The quality of flora in the Dutch countryside deteriorated in the period 2000-2007. Vegetation such as brambles, catch weed, creeping thistles and stinging nettles have increased and displaced other plants.
Creeping thistle, bramble and stinging nettle now common
The prevalence of tall forbs, such as creeping thistle, catch weed, bramble and common nettle, is increasing. These species are occurring more and more in natural landscape elements, such as dikes and wooded banks, and in agricultural areas. In the period 2004-2007 the share of tall forbs in the countryside was 8 percent higher on average than in 2000-2003. Bramble blackberry showed the largest increase: 31 percent. Creeping thistle and common stinging nettle rose by 19 and 6 percent respectively.
Tall forbs are plants that grow quite high, and thrive on nitrogen-rich soil. One of their characteristics is that they displace other vegetation species. The increase in tall forbs is an indication that the quality of flora in the countryside is deteriorating.
Changes in tall forbs coverage in agricultural areas, 2000/2003 – 2004/2007
More tall forbs on dikes, wooded banks and ditches
Wooded banks, road verges dikes and ditches are important natural elements in the Dutch countryside. The increase in tall forbs is largest on the dikes, at 12 percent. On wooded banks the increase was 10 percent, and around ditches it was 8 percent.

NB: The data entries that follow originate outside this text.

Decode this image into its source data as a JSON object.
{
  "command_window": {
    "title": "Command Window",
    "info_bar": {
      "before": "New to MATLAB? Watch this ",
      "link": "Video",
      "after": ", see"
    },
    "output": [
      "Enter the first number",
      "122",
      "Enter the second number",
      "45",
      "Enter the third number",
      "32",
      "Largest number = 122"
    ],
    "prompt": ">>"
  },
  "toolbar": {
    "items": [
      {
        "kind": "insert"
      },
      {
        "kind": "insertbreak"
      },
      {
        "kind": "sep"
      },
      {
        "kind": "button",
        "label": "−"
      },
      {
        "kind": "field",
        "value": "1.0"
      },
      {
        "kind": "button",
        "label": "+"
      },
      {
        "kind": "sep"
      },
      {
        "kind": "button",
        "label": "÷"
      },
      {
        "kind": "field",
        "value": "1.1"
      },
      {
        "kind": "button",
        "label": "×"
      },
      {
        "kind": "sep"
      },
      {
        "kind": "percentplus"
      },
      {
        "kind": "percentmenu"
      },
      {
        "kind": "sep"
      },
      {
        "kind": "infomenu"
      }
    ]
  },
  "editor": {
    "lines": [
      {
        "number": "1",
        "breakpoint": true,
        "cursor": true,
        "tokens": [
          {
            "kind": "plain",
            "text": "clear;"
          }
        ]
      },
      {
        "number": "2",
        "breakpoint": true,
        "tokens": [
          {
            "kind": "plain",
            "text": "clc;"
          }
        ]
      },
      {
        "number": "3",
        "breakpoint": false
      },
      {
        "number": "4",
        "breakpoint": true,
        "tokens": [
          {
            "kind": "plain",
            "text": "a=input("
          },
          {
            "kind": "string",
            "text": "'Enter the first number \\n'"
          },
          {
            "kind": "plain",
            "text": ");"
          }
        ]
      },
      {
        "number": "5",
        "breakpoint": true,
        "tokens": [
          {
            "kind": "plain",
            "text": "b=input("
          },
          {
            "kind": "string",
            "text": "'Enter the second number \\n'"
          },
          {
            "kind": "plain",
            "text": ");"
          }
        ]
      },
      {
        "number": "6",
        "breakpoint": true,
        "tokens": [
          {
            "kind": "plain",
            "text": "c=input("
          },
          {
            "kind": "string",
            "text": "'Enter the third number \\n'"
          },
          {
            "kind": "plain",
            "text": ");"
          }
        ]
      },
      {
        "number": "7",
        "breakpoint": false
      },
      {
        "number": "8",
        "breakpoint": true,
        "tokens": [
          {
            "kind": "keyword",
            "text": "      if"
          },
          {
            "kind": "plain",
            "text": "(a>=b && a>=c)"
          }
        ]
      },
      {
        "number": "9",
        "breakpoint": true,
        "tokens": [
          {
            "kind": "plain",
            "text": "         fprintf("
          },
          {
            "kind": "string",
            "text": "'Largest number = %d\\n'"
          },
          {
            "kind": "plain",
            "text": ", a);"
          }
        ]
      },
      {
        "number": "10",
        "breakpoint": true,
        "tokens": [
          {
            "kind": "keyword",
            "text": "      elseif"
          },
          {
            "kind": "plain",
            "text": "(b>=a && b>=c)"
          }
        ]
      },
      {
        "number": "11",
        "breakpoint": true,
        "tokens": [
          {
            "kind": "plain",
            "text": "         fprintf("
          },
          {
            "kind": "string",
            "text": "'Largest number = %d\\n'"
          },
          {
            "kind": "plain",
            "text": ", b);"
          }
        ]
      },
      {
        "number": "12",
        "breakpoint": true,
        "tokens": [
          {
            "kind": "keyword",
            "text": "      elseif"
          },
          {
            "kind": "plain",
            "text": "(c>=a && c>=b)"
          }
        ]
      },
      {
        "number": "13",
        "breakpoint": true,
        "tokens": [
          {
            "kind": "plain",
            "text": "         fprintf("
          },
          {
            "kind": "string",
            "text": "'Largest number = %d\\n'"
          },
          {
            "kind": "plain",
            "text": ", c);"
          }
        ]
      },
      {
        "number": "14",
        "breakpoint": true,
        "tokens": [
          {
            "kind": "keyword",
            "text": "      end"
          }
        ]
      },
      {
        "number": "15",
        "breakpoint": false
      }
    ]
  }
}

Changes in tall forbs coverage by landscape element, 2000/2003 – 2004/2007
Isabel van Geloof (CBS) and Ate Dijkstra (Drenthe Province)